Start of INFORMATION PROVIDED

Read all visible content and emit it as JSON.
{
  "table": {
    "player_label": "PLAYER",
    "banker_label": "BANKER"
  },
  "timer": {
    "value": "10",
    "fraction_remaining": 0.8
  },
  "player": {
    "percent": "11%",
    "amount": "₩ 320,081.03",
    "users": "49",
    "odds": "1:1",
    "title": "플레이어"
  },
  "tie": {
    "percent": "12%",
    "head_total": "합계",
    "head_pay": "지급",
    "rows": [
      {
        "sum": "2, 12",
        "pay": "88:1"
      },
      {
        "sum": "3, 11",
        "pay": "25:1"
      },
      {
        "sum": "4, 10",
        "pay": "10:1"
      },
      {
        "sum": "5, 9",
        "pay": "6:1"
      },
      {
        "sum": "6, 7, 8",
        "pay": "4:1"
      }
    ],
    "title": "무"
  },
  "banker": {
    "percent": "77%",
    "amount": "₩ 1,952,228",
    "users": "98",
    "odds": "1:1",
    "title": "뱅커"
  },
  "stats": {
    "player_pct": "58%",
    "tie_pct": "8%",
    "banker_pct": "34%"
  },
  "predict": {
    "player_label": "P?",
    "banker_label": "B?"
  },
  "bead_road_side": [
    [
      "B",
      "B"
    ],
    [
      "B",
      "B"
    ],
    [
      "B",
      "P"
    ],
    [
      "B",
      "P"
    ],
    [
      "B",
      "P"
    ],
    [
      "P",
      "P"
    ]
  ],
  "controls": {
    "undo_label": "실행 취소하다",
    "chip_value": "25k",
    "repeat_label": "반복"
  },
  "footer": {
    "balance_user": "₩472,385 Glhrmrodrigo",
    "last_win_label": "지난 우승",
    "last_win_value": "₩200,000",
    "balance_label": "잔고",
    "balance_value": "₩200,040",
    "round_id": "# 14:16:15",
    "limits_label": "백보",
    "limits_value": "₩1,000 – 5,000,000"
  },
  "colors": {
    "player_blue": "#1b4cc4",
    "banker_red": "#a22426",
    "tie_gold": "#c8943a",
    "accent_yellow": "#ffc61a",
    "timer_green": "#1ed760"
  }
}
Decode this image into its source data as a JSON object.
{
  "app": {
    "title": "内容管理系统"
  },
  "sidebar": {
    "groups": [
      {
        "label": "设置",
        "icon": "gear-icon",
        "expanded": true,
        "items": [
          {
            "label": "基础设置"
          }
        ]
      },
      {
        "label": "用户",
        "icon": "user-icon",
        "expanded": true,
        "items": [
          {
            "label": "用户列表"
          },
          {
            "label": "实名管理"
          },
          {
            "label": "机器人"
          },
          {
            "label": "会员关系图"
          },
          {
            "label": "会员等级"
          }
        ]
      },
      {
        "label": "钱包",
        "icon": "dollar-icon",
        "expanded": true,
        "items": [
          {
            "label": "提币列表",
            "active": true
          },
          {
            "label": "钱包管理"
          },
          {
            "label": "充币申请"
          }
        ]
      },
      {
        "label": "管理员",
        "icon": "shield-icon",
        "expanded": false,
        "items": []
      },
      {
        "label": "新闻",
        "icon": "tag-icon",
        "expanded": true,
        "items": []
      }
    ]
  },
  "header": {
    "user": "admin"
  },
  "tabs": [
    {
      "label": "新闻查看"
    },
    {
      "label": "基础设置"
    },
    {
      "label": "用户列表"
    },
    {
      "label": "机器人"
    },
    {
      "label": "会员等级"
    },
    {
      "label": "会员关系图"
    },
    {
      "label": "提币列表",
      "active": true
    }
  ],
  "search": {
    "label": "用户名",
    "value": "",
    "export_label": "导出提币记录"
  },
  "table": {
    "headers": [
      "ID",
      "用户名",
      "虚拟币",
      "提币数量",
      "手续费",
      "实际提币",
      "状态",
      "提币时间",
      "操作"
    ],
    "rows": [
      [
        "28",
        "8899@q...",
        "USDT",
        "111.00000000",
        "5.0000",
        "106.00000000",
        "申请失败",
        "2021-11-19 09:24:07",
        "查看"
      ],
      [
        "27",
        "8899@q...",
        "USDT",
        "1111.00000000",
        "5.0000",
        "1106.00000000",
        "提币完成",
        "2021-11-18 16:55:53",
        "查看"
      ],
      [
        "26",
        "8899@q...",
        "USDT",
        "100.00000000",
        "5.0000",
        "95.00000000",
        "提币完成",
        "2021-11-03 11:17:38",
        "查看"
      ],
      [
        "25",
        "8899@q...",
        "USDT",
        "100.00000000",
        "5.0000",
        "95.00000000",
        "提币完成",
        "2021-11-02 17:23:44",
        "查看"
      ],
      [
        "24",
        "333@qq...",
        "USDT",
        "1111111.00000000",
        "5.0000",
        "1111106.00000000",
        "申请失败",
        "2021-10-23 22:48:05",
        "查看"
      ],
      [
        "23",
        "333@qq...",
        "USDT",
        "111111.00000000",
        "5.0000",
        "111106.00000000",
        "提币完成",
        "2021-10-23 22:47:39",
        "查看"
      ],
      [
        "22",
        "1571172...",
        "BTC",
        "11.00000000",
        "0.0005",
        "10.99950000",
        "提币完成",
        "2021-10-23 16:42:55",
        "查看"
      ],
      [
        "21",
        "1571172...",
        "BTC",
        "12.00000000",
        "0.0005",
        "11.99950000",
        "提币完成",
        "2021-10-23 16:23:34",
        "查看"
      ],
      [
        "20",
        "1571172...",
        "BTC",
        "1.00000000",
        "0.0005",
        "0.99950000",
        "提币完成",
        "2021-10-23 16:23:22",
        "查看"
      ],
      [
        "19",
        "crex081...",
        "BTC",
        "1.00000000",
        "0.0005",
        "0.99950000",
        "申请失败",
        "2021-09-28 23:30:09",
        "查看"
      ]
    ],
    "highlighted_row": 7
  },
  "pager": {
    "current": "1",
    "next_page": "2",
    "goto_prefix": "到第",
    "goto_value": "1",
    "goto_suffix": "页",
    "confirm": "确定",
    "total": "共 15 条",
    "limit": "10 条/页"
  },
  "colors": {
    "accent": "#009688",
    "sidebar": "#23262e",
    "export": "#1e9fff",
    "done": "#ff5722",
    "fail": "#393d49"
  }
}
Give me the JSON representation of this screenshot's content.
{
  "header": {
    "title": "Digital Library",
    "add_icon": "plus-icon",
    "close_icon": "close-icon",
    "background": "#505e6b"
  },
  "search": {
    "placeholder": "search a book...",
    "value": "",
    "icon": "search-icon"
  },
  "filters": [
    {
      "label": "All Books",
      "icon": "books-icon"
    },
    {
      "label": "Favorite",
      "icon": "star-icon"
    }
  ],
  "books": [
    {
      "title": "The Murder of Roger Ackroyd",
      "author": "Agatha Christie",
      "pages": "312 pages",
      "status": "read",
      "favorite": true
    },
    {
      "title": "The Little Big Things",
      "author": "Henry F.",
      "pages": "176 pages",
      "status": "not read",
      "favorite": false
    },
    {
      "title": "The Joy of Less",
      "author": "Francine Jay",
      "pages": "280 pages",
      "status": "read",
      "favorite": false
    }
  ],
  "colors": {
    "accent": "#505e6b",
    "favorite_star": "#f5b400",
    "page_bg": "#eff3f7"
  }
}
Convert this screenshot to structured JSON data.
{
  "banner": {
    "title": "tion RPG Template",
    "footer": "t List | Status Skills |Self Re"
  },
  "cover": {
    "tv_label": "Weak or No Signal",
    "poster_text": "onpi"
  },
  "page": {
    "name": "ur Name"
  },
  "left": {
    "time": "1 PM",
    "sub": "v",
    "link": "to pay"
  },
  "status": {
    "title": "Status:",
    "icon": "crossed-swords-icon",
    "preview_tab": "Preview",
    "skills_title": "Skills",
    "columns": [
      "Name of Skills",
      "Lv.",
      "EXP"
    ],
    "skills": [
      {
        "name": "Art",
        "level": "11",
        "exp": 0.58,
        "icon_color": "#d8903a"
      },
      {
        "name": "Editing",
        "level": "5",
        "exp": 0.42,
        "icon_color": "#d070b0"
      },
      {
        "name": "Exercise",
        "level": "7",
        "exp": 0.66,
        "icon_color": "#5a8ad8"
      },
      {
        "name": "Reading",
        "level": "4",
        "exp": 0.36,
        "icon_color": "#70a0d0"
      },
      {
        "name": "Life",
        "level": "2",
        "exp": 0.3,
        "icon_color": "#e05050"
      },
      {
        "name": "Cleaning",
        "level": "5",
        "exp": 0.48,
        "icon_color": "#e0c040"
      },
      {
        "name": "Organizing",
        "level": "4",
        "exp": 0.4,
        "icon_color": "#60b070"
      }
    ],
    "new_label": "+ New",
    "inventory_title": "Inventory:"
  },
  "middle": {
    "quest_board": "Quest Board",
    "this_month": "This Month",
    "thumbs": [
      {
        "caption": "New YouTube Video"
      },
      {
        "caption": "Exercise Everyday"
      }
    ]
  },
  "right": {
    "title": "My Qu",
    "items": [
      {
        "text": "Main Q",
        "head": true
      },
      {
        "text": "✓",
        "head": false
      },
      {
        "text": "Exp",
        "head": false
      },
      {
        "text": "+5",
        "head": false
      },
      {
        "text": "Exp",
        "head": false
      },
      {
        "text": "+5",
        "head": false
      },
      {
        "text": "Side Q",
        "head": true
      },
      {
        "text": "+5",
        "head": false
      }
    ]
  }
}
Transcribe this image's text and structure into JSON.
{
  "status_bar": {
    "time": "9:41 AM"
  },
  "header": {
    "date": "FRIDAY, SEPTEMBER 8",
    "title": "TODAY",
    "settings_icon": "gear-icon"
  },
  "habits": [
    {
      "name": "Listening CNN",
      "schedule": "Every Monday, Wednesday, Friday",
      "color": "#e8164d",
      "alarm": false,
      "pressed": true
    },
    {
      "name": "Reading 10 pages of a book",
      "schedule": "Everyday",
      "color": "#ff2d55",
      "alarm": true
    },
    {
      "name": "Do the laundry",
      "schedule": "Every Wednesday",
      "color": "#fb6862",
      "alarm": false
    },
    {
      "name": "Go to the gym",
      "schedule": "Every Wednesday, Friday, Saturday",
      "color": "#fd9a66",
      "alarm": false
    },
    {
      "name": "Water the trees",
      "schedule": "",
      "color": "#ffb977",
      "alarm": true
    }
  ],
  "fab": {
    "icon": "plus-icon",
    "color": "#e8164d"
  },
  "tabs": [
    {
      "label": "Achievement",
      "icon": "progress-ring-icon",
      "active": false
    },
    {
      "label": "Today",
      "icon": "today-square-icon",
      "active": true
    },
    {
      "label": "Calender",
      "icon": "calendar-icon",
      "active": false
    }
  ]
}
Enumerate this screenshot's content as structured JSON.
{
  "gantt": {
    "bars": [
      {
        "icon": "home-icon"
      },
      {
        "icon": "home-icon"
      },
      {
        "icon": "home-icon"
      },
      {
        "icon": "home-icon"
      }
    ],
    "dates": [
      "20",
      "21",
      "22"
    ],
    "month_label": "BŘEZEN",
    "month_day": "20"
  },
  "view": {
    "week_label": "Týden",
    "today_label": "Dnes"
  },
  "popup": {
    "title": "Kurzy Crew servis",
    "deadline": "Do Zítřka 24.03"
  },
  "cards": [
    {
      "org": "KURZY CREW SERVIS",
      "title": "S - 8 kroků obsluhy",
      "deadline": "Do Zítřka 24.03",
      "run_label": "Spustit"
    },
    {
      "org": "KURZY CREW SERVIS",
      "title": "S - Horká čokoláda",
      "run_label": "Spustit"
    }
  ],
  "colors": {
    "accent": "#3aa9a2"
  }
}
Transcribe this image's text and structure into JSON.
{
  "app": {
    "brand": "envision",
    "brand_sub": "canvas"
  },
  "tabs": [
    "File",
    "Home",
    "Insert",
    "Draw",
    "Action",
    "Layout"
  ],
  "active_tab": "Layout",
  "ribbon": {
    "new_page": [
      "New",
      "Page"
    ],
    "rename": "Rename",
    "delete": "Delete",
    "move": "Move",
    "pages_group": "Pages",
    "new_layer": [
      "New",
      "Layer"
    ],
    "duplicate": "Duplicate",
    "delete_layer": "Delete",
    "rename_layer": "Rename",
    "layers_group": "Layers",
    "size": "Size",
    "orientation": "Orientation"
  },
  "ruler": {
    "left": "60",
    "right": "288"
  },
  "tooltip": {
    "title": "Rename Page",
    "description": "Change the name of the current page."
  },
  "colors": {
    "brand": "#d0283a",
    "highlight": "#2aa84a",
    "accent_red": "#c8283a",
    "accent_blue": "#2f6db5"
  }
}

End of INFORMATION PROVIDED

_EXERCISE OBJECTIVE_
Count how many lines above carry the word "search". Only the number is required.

_TASK SOLUTION_
4